By: Cindy Scott
Chile, the surprising Group H leaders, will take on European champion Spain today at 2:30 p.m. EST. Chile only needs a draw to move forward, while Spain seeks a victory to secure advancement.
The historical relationship between both nations provides a compelling dynamic that is reminiscent of the U.S. and England match-up earlier in the tournament. Chile, a former Spanish colony, is out to show the European mother country it’s all grown up (with this morning’s meeting between Brazil and Portugal sharing a similar family drama).
Statistics show this match could go either way. Chile has never beaten Spain. Not once. But Spain has lost eight of their last 12 matches against South American opponents.
Since the outcome is too close to call based on the football alone, we asked ourselves what might happen if this contest were based on other factors…
Battle of the Beaches

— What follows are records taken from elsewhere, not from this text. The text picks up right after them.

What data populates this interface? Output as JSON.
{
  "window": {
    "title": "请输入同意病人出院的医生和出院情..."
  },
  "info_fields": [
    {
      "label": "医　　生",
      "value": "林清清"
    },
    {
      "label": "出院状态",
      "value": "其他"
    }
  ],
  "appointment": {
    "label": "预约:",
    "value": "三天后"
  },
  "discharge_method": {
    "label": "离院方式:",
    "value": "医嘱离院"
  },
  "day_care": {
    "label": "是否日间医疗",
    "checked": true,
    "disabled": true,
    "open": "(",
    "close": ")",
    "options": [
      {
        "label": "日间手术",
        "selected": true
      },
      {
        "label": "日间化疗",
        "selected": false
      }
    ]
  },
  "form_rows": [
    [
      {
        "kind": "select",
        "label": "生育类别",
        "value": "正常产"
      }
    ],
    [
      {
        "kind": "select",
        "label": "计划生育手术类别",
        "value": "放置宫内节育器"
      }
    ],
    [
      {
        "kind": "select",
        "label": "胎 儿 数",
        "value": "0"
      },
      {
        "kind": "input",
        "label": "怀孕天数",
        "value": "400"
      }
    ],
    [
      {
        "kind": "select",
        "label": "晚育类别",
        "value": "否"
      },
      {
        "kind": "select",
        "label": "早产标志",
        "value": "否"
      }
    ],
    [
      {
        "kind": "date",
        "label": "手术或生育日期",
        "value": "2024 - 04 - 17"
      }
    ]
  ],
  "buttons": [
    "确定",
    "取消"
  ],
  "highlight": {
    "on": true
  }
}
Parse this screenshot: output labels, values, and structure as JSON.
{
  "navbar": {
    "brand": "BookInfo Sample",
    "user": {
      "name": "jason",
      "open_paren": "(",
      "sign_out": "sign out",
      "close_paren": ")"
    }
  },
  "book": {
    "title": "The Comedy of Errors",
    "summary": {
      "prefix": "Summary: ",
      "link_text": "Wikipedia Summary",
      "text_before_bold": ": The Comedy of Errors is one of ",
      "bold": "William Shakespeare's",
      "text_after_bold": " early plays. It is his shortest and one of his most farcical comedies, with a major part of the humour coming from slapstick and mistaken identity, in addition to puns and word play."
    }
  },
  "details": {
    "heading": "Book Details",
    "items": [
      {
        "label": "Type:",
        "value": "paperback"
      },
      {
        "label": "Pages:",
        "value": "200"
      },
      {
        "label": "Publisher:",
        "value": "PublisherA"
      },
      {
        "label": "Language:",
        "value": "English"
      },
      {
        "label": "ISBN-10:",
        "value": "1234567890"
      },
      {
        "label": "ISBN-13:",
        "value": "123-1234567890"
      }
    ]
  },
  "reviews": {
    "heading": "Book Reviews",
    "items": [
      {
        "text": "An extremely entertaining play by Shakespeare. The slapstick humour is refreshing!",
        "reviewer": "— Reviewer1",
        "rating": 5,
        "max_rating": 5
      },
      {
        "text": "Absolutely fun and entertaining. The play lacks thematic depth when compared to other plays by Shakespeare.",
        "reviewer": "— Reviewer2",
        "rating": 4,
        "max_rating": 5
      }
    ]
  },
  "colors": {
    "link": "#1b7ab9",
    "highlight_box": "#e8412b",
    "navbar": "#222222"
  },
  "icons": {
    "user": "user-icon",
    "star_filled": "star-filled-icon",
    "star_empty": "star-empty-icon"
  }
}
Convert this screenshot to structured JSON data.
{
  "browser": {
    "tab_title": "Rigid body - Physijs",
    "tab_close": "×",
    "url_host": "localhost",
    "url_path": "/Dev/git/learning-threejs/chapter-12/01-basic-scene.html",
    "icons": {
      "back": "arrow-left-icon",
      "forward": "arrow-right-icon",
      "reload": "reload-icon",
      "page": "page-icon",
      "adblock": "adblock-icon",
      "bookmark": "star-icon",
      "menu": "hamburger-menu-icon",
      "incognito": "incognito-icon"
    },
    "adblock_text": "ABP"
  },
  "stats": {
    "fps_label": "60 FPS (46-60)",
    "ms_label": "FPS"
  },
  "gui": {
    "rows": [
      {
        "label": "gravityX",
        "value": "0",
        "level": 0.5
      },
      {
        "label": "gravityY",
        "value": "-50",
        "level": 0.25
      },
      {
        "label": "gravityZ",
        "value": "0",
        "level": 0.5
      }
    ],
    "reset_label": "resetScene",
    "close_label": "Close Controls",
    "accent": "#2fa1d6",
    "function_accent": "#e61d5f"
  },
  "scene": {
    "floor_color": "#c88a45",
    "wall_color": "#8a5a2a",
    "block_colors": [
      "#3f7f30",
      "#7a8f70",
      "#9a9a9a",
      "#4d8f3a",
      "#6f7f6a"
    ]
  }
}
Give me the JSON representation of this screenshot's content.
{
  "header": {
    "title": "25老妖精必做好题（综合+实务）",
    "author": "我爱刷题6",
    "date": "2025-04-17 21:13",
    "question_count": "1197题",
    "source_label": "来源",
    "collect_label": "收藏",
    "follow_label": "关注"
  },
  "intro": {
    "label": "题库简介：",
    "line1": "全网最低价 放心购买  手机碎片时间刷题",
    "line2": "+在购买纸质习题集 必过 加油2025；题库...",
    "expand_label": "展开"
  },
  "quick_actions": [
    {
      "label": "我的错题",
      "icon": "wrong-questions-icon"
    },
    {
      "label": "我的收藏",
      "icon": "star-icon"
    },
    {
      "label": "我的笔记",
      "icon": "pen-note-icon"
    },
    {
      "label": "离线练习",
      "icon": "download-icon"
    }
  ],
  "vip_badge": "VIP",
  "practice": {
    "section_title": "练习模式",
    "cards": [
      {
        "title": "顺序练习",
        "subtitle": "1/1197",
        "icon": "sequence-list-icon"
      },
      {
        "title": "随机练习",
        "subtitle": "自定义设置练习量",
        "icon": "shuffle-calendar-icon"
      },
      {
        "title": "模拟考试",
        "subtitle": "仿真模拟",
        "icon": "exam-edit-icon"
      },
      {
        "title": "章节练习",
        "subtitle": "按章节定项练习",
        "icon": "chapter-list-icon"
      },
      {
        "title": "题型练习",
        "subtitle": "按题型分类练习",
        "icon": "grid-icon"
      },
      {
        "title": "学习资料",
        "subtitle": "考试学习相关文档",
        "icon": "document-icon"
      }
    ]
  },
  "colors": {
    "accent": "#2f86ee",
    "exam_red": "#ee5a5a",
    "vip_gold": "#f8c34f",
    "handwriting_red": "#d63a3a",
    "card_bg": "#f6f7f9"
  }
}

Spain’s sun-drenched beaches make it a major tourist destination for millions of visitors each year. In total, the nation boasts just over 3,084 miles of coastline. But Chile, shaped like a long, narrow strip between the Pacific Ocean and the Andes, checks in with nearly 4,000 miles.
Duel of the Drink
Both Spain and Chile are major wine-producing nations. Chile is currently the world’s fifth largest exporter of wine (and South America’s largest), making wine one of the country’s most important non-mineral exports.
Spain, however, has more land covered by vineyards than any other country in the world. That being said, Spain’s arid soil makes the actual yield lower than that statistic might suggest. Spain is only third in world production, behind Italy and France. Still, it churns out more wine than Chile.
Photo: andreasnilsson1976 via Flickr